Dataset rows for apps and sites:
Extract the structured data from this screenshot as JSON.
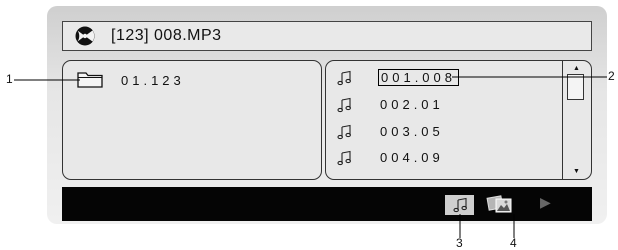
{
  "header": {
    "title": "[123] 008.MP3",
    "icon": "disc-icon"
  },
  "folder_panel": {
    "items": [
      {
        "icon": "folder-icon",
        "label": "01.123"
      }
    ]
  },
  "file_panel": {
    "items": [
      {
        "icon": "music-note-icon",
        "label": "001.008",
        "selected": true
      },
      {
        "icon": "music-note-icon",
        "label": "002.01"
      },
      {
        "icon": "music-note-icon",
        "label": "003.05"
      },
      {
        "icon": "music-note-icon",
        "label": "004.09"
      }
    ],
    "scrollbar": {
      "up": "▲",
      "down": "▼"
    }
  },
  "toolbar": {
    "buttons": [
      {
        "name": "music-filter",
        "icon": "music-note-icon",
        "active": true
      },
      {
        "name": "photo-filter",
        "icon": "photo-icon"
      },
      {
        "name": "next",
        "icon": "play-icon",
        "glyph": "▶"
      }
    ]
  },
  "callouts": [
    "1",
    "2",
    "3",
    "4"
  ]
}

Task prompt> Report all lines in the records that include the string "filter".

Answer below>
        "name": "music-filter",
        "name": "photo-filter",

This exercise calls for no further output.